The Vietnam Tourism Association is asking the government to offer visa fee waivers to all tourists between July and December this year in an attempt to avert a drastic decline in foreign arrivals.
Vu The Binh, vice chairman of the association, said at a conference in Hanoi on Monday that the fee exemption will be an “urgent solution” to deal with consecutive drops in tourist numbers over the last 11 months.
“It will be a breakthrough to help travel firms stimulate demand from tourists,” Binh said, as cited by Thoi bao Kinh te Saigon Online.
He said tourists will be able to save US$45 of the visa fee, but it is also a gesture of goodwill.
Some industry insiders even said the government should learn from Singapore and start letting all foreign tourists enter the country freely without visa requirements.
Figures from the General Statistics Office showed that foreign arrivals in April increased 11.7 percent from March to 690,440, but down 7.4 percent year-on-year.
The combined number of the first four months was nearly 2.7 million, down 12.2 percent from the same period last year.

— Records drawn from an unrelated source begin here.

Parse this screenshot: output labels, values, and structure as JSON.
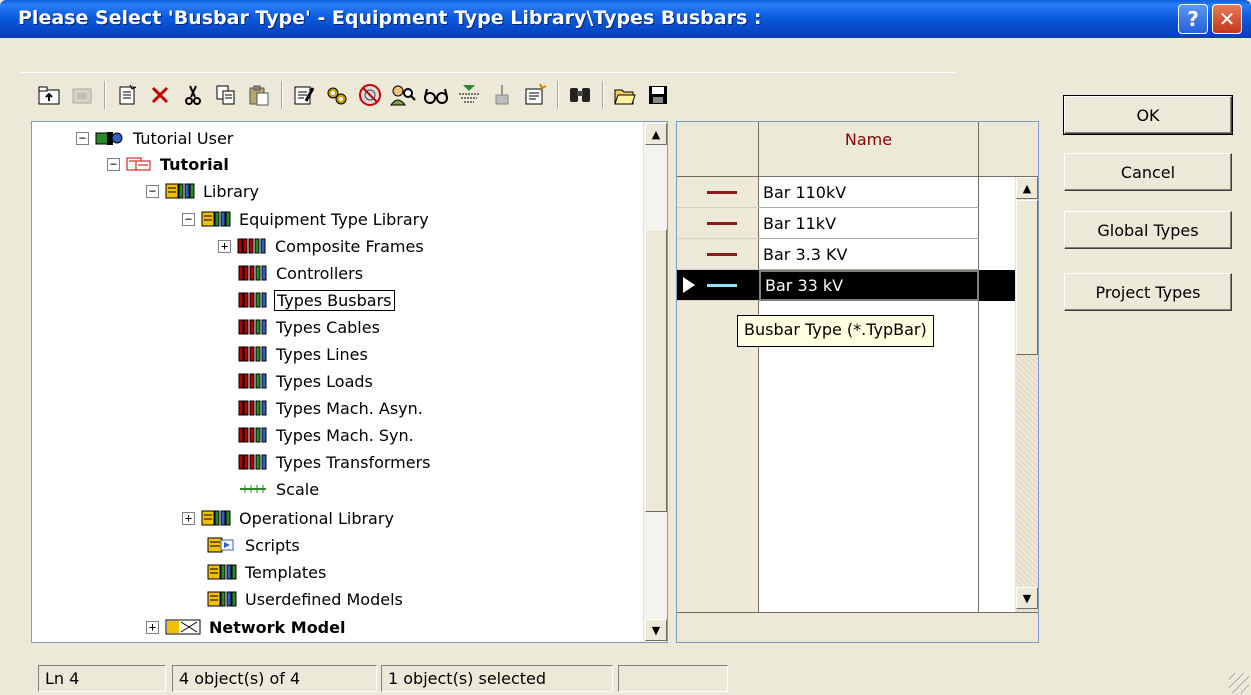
{
  "window": {
    "title": "Please Select 'Busbar Type' - Equipment Type Library\\Types Busbars :",
    "help_label": "?",
    "close_label": "✕"
  },
  "toolbar": {
    "icons": [
      "folder-up-icon",
      "disabled-folder-icon",
      "new-object-icon",
      "delete-icon",
      "cut-icon",
      "copy-icon",
      "paste-icon",
      "edit-icon",
      "settings-gears-icon",
      "disabled-circle-icon",
      "find-user-icon",
      "glasses-icon",
      "filter-icon",
      "sort-icon",
      "new-window-icon",
      "binoculars-icon",
      "open-folder-icon",
      "save-disk-icon"
    ]
  },
  "tree": {
    "nodes": [
      {
        "label": "Tutorial User",
        "expander": "−"
      },
      {
        "label": "Tutorial",
        "expander": "−"
      },
      {
        "label": "Library",
        "expander": "−"
      },
      {
        "label": "Equipment Type Library",
        "expander": "−"
      },
      {
        "label": "Composite Frames",
        "expander": "+"
      },
      {
        "label": "Controllers"
      },
      {
        "label": "Types Busbars"
      },
      {
        "label": "Types Cables"
      },
      {
        "label": "Types Lines"
      },
      {
        "label": "Types Loads"
      },
      {
        "label": "Types Mach. Asyn."
      },
      {
        "label": "Types Mach. Syn."
      },
      {
        "label": "Types Transformers"
      },
      {
        "label": "Scale"
      },
      {
        "label": "Operational Library",
        "expander": "+"
      },
      {
        "label": "Scripts"
      },
      {
        "label": "Templates"
      },
      {
        "label": "Userdefined Models"
      },
      {
        "label": "Network Model",
        "expander": "+"
      }
    ]
  },
  "table": {
    "column_name": "Name",
    "rows": [
      "Bar 110kV",
      "Bar 11kV",
      "Bar 3.3 KV",
      "Bar 33 kV"
    ],
    "selected_row": "Bar 33 kV"
  },
  "tooltip": "Busbar Type (*.TypBar)",
  "buttons": {
    "ok": "OK",
    "cancel": "Cancel",
    "global_types": "Global Types",
    "project_types": "Project Types"
  },
  "status": {
    "line": "Ln 4",
    "objects": "4 object(s) of 4",
    "selected": "1 object(s) selected"
  },
  "colors": {
    "title_bar": "#0a5ddc",
    "dialog_bg": "#ece9d8",
    "busbar_line": "#8b1a1a",
    "selected_line": "#8ee6ff"
  }
}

Binh conceded that Vietnam’s tourism products are boring and not worth the prices, which are relatively higher than similar services in nearby countries.
He asked the government to also offer tax breaks to tourism firms and hotels in the second half of the year so that they can in turn offer discounts and launch promotional programs to bring tourists back.
He said similar programs in 2009 had helped the industry survive a crisis, with foreign arrivals rebounding and then surging 36 percent the following year.
Vietnam’s visa waiver policy is currently effective for tourists from Denmark, Finland, Norway, Sweden, Japan, Russia and South Korea.
Binh said the government should consider extending it for another four large tourism markets of Vietnam, namely the UK, France, Germany and Australia.
Under a regional agreement, Vietnam also offers a 30-day visa waiver for tourists from the 10-member Association of Southeast Asian Nations, except for those from Brunei who receive a 14-day waiver.